She stopped pacing and looked me in the face for the first time. “It’s okay,” she said. Her cell phone rang and I went inside to give her privacy. Later, she sought me out and told me things were better. She was, in fact, happy. Everything would be fine and resolved in September.
“What’s changed?” I asked.
She shrugged. It didn’t matter. She was happy, that was enough. This time instead of asking more questions, I shut up.
Because I remembered that years ago when Phoebe was in preschool, she and her friends were playing while a couple of other mothers and I sat and watched.
“Phoebe is just your Mini Me,” Jessie said.
“We share the same soul,” I told her.
Phoebe looked up from drawing a mandala in the sand. She’s always been an artist.
“I want my own soul,” she insisted.
I laughed. “Okay.”
And I remembered that when she was a little older, Phoebe and I were playing outside on another late sunny summer afternoon. Our shadows were long and sharply defined on the sand around the swings.
“Let’s share shadows!” Phoebe said.
So, I stood behind her as she sat in the swing and we became one shadow with many moving parts. Then I pushed her and our shadows separated soundlessly only to merge again briefly and leave once more.
Phoebe told me a couple of days ago, “It’s hard to wait until the end of September.”
“It must be,” I said. “It must feel like forever.”
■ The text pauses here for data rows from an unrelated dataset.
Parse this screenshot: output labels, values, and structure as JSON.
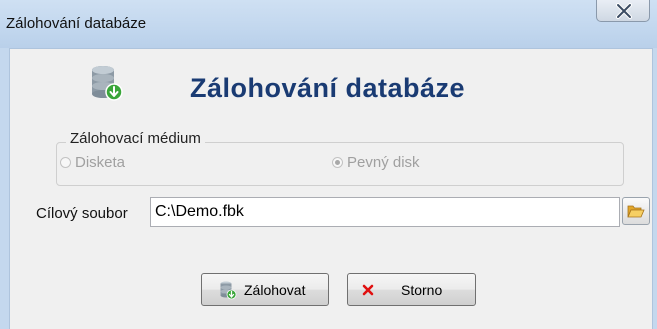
{
  "window": {
    "title": "Zálohování databáze",
    "close_glyph": "X"
  },
  "dialog": {
    "heading": "Zálohování databáze",
    "icon": "database-backup-icon"
  },
  "medium_group": {
    "legend": "Zálohovací médium",
    "options": [
      {
        "label": "Disketa",
        "checked": false,
        "enabled": false
      },
      {
        "label": "Pevný disk",
        "checked": true,
        "enabled": false
      }
    ]
  },
  "target_file": {
    "label": "Cílový soubor",
    "value": "C:\\Demo.fbk",
    "browse_icon": "folder-open-icon"
  },
  "buttons": {
    "backup_label": "Zálohovat",
    "cancel_label": "Storno"
  },
  "colors": {
    "heading": "#1a3b73",
    "titlebar": "#c2d7ee",
    "cancel_x": "#e01010"
  }
}
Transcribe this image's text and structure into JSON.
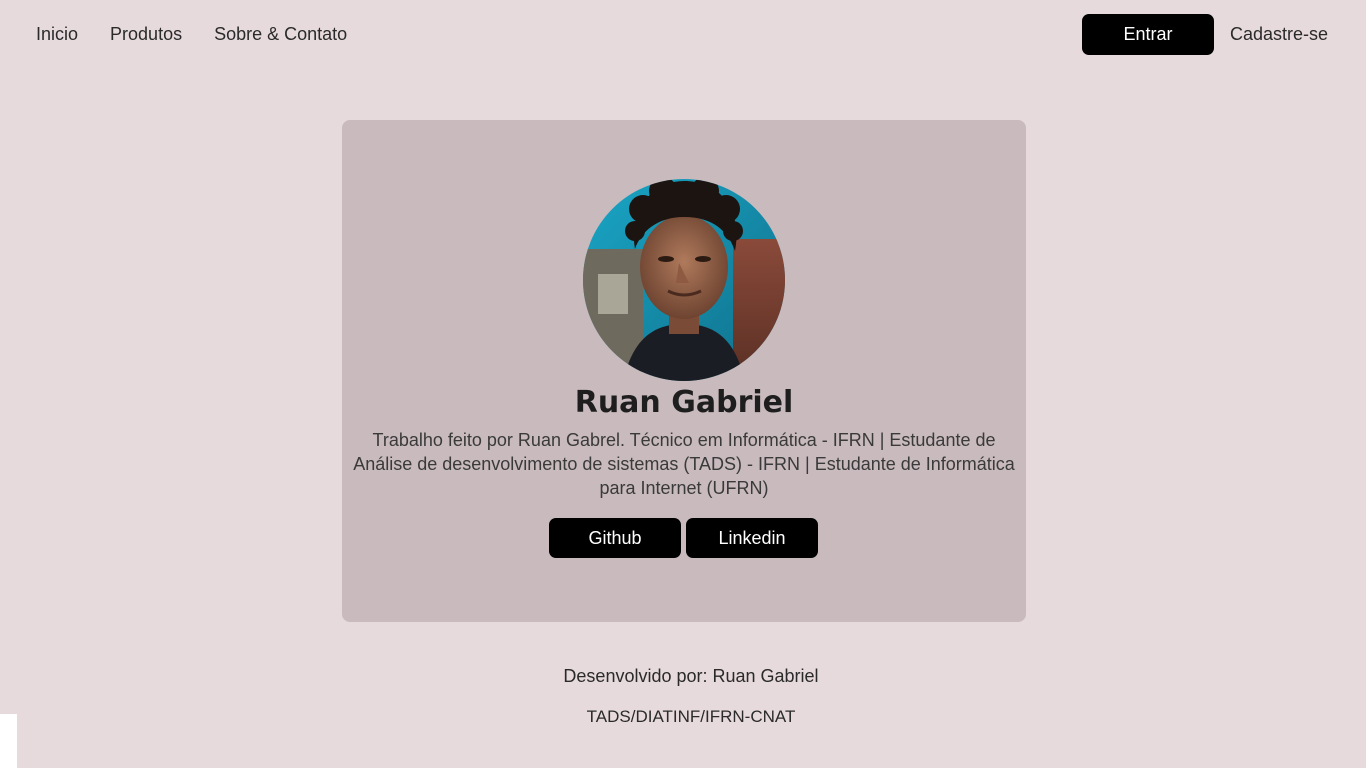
{
  "nav": {
    "links": [
      "Inicio",
      "Produtos",
      "Sobre & Contato"
    ],
    "login_label": "Entrar",
    "signup_label": "Cadastre-se"
  },
  "profile": {
    "name": "Ruan Gabriel",
    "description": "Trabalho feito por Ruan Gabrel. Técnico em Informática - IFRN | Estudante de Análise de desenvolvimento de sistemas (TADS) - IFRN | Estudante de Informática para Internet (UFRN)",
    "links": [
      "Github",
      "Linkedin"
    ]
  },
  "footer": {
    "credit": "Desenvolvido por: Ruan Gabriel",
    "institution": "TADS/DIATINF/IFRN-CNAT"
  },
  "colors": {
    "background": "#e7dadc",
    "card": "#c8babd",
    "button": "#000000"
  }
}
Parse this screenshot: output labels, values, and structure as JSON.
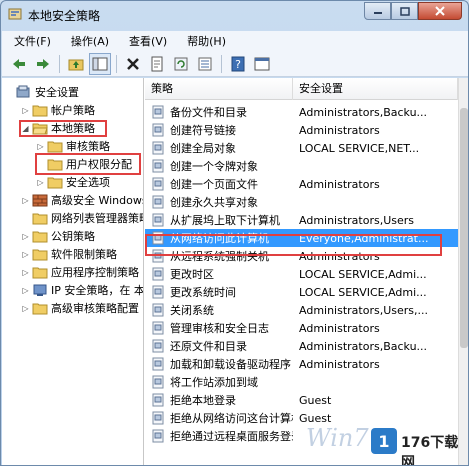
{
  "window": {
    "title": "本地安全策略"
  },
  "menu": [
    "文件(F)",
    "操作(A)",
    "查看(V)",
    "帮助(H)"
  ],
  "toolbar": [
    "back-arrow-icon",
    "forward-arrow-icon",
    "up-folder-icon",
    "show-tree-icon",
    "delete-icon",
    "properties-icon",
    "refresh-icon",
    "export-list-icon",
    "help-icon",
    "console-icon"
  ],
  "tree": [
    {
      "label": "安全设置",
      "level": 0,
      "expander": "",
      "icon": "security-settings-icon"
    },
    {
      "label": "帐户策略",
      "level": 1,
      "expander": "▷",
      "icon": "folder-icon"
    },
    {
      "label": "本地策略",
      "level": 1,
      "expander": "◢",
      "icon": "folder-open-icon"
    },
    {
      "label": "审核策略",
      "level": 2,
      "expander": "▷",
      "icon": "folder-icon"
    },
    {
      "label": "用户权限分配",
      "level": 2,
      "expander": "",
      "icon": "folder-icon"
    },
    {
      "label": "安全选项",
      "level": 2,
      "expander": "▷",
      "icon": "folder-icon"
    },
    {
      "label": "高级安全 Windows",
      "level": 1,
      "expander": "▷",
      "icon": "firewall-icon"
    },
    {
      "label": "网络列表管理器策略",
      "level": 1,
      "expander": "",
      "icon": "folder-icon"
    },
    {
      "label": "公钥策略",
      "level": 1,
      "expander": "▷",
      "icon": "folder-icon"
    },
    {
      "label": "软件限制策略",
      "level": 1,
      "expander": "▷",
      "icon": "folder-icon"
    },
    {
      "label": "应用程序控制策略",
      "level": 1,
      "expander": "▷",
      "icon": "folder-icon"
    },
    {
      "label": "IP 安全策略，在 本",
      "level": 1,
      "expander": "▷",
      "icon": "ip-security-icon"
    },
    {
      "label": "高级审核策略配置",
      "level": 1,
      "expander": "▷",
      "icon": "folder-icon"
    }
  ],
  "list": {
    "headers": [
      "策略",
      "安全设置"
    ],
    "rows": [
      {
        "policy": "备份文件和目录",
        "setting": "Administrators,Backu..."
      },
      {
        "policy": "创建符号链接",
        "setting": "Administrators"
      },
      {
        "policy": "创建全局对象",
        "setting": "LOCAL SERVICE,NET..."
      },
      {
        "policy": "创建一个令牌对象",
        "setting": ""
      },
      {
        "policy": "创建一个页面文件",
        "setting": "Administrators"
      },
      {
        "policy": "创建永久共享对象",
        "setting": ""
      },
      {
        "policy": "从扩展坞上取下计算机",
        "setting": "Administrators,Users"
      },
      {
        "policy": "从网络访问此计算机",
        "setting": "Everyone,Administrat...",
        "selected": true
      },
      {
        "policy": "从远程系统强制关机",
        "setting": "Administrators"
      },
      {
        "policy": "更改时区",
        "setting": "LOCAL SERVICE,Admi..."
      },
      {
        "policy": "更改系统时间",
        "setting": "LOCAL SERVICE,Admi..."
      },
      {
        "policy": "关闭系统",
        "setting": "Administrators,Users,..."
      },
      {
        "policy": "管理审核和安全日志",
        "setting": "Administrators"
      },
      {
        "policy": "还原文件和目录",
        "setting": "Administrators,Backu..."
      },
      {
        "policy": "加载和卸载设备驱动程序",
        "setting": "Administrators"
      },
      {
        "policy": "将工作站添加到域",
        "setting": ""
      },
      {
        "policy": "拒绝本地登录",
        "setting": "Guest"
      },
      {
        "policy": "拒绝从网络访问这台计算机",
        "setting": "Guest"
      },
      {
        "policy": "拒绝通过远程桌面服务登录",
        "setting": ""
      }
    ]
  },
  "watermark": {
    "script": "Win7",
    "brand": "176下载网"
  },
  "colors": {
    "selection": "#3399ff",
    "highlight": "#e04040"
  }
}
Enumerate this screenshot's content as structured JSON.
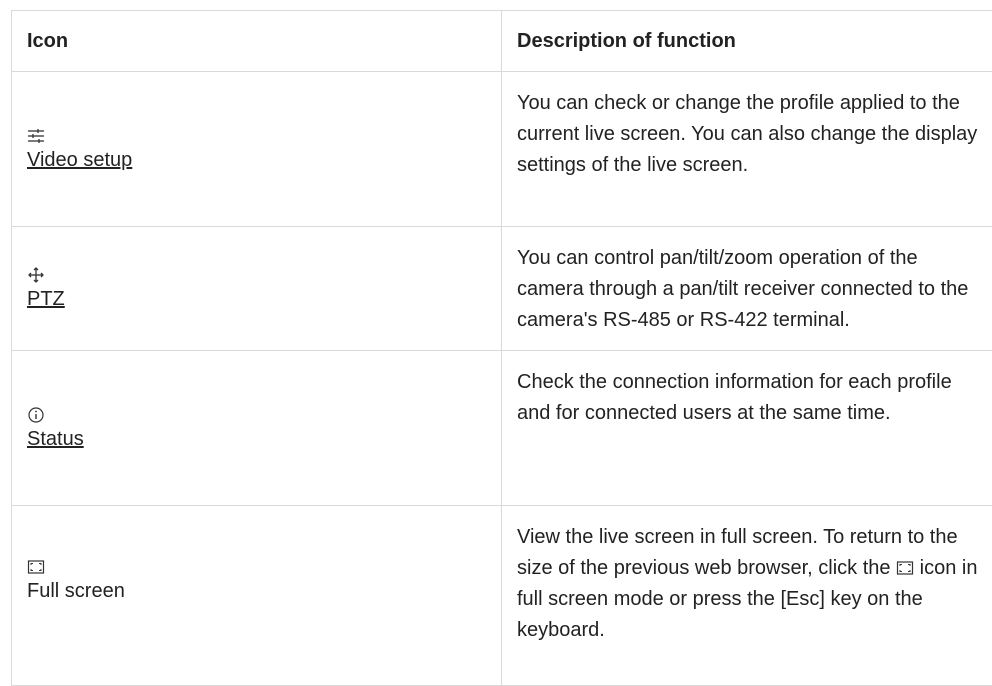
{
  "table": {
    "header": {
      "icon": "Icon",
      "description": "Description of function"
    },
    "rows": [
      {
        "icon_name": "sliders-icon",
        "label": "Video setup",
        "description": "You can check or change the profile applied to the current live screen. You can also change the display settings of the live screen."
      },
      {
        "icon_name": "move-arrows-icon",
        "label": "PTZ",
        "description": "You can control pan/tilt/zoom operation of the camera through a pan/tilt receiver connected to the camera's RS-485 or RS-422 terminal."
      },
      {
        "icon_name": "info-circle-icon",
        "label": "Status",
        "description": "Check the connection information for each profile and for connected users at the same time."
      },
      {
        "icon_name": "fullscreen-icon",
        "label": "Full screen",
        "description_before": "View the live screen in full screen. To return to the size of the previous web browser, click the",
        "description_after": "icon in full screen mode or press the [Esc] key on the keyboard."
      }
    ]
  }
}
What I think, is Phoebe is waiting for September and it is hard. Learning how to wait is very hard. She has regained her optimism and works to hold on to it. I am waiting with her for September, without optimism, but not without hope. I hope the end of September will be worth the wait. And I will try to shut up, try remember that Phoebe’s soul belongs to her, but that I may, from time to time, be invited to share shadows.